# Prompt
Go through the records below and report each line with "scrollbar" in it.

===== Material for the task

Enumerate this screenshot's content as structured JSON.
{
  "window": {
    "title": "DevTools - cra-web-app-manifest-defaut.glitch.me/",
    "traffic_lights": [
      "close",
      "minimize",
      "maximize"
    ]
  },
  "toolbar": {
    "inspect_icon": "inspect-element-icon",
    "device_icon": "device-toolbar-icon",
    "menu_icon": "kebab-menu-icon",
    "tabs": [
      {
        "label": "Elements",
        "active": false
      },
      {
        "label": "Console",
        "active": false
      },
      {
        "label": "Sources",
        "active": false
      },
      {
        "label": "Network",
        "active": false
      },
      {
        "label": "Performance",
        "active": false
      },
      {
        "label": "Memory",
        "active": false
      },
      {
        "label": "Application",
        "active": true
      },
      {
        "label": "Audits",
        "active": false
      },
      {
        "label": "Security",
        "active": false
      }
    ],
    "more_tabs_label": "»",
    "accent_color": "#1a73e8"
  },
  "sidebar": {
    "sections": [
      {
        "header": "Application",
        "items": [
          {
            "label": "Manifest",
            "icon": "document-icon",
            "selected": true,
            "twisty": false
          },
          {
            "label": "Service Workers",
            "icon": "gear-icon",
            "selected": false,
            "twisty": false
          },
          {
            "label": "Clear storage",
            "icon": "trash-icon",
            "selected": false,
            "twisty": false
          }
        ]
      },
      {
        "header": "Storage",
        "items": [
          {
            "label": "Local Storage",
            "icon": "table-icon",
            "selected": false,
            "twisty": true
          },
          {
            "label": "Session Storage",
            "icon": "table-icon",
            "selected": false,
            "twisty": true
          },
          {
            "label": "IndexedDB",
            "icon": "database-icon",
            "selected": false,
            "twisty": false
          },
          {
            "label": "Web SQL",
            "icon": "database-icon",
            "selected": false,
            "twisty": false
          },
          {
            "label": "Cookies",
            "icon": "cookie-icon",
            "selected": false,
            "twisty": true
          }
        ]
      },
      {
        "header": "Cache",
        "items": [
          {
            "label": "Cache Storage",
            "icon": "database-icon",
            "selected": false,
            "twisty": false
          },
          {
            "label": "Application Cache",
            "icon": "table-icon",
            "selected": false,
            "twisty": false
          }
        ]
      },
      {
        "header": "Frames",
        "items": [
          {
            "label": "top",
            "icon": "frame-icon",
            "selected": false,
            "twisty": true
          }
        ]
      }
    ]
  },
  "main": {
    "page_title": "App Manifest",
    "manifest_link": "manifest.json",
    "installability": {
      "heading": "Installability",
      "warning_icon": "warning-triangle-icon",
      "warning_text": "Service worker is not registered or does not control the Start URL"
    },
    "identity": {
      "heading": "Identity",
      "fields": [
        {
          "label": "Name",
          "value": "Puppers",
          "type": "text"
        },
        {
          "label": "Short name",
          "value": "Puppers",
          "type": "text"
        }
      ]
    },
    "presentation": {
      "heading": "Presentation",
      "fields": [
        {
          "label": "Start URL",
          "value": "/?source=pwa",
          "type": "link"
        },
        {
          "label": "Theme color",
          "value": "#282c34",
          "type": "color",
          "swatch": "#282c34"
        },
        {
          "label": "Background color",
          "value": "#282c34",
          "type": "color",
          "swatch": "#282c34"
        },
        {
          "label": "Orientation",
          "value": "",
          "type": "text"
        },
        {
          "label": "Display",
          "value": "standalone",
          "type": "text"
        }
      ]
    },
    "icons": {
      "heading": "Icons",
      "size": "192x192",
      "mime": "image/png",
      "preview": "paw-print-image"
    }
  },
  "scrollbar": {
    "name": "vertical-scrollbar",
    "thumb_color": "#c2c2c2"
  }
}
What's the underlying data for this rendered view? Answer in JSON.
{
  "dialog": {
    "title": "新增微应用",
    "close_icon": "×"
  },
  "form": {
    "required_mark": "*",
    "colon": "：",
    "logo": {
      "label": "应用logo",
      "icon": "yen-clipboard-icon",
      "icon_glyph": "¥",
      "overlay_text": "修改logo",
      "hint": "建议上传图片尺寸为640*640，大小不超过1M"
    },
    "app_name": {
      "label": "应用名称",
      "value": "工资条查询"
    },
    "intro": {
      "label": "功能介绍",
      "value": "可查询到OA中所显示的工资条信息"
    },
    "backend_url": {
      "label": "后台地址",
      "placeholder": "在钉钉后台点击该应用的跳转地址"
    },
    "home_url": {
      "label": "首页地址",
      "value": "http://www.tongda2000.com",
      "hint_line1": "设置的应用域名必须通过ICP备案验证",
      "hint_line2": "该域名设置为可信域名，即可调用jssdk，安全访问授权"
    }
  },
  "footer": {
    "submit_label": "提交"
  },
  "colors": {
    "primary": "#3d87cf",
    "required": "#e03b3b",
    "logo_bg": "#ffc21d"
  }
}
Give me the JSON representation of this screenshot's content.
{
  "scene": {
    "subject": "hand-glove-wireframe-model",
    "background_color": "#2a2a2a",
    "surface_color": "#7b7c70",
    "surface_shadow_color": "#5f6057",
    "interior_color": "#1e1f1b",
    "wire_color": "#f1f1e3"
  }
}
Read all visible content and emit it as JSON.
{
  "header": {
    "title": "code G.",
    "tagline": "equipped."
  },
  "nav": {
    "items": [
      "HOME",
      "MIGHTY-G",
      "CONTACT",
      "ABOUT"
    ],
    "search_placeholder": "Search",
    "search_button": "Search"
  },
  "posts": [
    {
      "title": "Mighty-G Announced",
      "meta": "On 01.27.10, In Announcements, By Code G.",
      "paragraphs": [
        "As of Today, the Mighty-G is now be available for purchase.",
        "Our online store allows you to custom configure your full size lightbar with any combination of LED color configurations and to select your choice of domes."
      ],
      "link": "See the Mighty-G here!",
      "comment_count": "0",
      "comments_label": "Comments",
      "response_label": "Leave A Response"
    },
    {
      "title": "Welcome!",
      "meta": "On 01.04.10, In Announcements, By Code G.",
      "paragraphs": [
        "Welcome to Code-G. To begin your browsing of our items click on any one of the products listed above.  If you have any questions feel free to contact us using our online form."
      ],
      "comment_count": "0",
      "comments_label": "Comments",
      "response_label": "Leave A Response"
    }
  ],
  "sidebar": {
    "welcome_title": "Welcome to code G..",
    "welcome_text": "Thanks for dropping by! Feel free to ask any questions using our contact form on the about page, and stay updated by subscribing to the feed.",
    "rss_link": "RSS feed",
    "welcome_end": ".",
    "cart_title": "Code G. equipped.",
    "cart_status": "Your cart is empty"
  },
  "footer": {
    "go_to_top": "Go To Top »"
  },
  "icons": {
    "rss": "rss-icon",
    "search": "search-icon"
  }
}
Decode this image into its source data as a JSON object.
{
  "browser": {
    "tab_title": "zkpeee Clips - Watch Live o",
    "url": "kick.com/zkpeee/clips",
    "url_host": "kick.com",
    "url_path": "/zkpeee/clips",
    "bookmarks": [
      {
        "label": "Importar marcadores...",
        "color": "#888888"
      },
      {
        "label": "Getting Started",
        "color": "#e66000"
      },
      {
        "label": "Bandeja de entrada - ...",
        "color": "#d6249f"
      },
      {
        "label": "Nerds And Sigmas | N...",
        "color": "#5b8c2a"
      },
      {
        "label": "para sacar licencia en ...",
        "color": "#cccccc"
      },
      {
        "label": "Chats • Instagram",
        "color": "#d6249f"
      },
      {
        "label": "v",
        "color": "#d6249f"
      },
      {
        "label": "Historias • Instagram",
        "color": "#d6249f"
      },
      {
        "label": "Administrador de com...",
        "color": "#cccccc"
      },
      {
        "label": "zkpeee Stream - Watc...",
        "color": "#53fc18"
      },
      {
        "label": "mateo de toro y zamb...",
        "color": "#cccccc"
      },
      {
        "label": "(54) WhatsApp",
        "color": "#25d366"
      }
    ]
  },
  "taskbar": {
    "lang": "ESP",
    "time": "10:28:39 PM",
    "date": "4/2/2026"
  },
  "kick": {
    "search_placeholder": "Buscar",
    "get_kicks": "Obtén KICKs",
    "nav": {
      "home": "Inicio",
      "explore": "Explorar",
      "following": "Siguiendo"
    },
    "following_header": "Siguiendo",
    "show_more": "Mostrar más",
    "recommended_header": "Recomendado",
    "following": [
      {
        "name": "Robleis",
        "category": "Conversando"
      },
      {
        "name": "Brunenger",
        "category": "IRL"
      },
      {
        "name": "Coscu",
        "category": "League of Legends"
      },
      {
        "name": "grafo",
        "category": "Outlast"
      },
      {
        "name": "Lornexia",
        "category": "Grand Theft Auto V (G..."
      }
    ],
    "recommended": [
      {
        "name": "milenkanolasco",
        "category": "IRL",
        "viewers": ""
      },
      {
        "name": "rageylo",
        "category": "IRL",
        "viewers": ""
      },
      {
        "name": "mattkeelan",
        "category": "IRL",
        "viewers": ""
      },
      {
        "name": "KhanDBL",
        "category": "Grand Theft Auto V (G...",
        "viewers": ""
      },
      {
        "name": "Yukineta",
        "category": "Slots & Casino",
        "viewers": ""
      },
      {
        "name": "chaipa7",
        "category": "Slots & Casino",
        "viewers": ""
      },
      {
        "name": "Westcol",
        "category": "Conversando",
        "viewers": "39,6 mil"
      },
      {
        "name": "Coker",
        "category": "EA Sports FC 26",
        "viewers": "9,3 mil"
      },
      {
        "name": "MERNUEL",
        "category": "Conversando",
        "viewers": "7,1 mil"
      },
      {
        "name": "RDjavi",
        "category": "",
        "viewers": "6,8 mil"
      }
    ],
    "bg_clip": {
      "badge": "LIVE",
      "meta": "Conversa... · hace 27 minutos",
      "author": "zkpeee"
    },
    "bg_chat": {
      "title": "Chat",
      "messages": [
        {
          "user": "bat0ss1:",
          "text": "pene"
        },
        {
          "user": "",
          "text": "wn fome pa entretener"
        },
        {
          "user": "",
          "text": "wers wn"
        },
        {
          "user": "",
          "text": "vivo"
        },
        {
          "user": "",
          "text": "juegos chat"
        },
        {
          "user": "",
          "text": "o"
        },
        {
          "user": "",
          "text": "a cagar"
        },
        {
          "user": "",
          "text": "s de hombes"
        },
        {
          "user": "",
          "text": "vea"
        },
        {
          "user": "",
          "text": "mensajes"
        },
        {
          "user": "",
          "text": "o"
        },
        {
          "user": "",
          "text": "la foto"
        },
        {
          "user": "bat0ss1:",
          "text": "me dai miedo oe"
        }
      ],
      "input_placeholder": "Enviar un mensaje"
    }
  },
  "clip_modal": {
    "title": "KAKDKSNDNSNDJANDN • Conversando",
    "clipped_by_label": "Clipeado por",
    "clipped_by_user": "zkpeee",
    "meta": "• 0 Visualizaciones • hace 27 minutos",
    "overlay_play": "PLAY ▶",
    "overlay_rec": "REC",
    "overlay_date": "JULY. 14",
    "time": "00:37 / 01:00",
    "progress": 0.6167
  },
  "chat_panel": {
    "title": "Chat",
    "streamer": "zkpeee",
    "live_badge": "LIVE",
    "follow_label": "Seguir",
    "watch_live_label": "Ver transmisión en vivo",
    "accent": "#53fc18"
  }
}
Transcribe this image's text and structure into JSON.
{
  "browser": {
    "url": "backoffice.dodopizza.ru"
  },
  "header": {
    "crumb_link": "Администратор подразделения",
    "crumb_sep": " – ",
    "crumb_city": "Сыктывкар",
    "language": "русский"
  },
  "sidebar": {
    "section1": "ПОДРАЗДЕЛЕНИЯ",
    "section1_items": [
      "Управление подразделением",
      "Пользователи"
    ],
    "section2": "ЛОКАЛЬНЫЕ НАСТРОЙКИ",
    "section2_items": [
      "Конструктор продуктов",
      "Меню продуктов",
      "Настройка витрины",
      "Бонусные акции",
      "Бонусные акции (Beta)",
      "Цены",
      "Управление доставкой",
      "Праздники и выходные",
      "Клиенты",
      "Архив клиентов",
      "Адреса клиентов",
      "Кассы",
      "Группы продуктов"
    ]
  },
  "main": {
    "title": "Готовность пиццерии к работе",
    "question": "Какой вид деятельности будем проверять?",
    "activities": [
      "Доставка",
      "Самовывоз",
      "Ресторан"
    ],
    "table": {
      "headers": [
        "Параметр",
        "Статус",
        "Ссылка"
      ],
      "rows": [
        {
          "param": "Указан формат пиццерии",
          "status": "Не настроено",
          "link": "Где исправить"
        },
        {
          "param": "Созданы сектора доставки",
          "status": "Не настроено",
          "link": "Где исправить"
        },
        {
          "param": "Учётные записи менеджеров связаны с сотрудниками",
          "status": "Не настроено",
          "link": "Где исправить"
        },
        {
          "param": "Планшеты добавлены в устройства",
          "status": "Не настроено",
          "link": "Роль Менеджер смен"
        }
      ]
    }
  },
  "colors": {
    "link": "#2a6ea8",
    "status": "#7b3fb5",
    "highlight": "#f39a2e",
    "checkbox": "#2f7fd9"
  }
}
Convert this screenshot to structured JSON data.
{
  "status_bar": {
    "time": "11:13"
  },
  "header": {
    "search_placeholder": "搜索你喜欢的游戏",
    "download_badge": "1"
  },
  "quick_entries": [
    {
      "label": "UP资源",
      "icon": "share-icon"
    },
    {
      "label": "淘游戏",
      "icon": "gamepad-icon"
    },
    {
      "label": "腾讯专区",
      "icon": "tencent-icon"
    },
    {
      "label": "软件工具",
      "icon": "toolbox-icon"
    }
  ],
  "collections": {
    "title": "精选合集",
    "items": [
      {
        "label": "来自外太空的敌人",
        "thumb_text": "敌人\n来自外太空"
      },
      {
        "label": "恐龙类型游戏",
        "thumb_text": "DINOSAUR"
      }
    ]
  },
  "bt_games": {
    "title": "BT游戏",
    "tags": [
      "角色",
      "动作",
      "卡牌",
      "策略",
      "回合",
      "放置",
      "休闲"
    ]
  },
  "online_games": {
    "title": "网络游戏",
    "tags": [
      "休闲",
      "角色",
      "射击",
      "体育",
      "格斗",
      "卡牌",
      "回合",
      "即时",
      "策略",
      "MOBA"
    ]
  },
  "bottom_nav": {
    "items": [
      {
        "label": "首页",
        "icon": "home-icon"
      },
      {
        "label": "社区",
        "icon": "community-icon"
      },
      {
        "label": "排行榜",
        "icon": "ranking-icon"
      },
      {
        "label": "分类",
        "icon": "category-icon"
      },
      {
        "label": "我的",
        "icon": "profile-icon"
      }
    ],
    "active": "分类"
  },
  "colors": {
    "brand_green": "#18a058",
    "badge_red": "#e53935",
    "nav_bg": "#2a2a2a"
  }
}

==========

# Final answer
  "scrollbar": {
    "name": "vertical-scrollbar",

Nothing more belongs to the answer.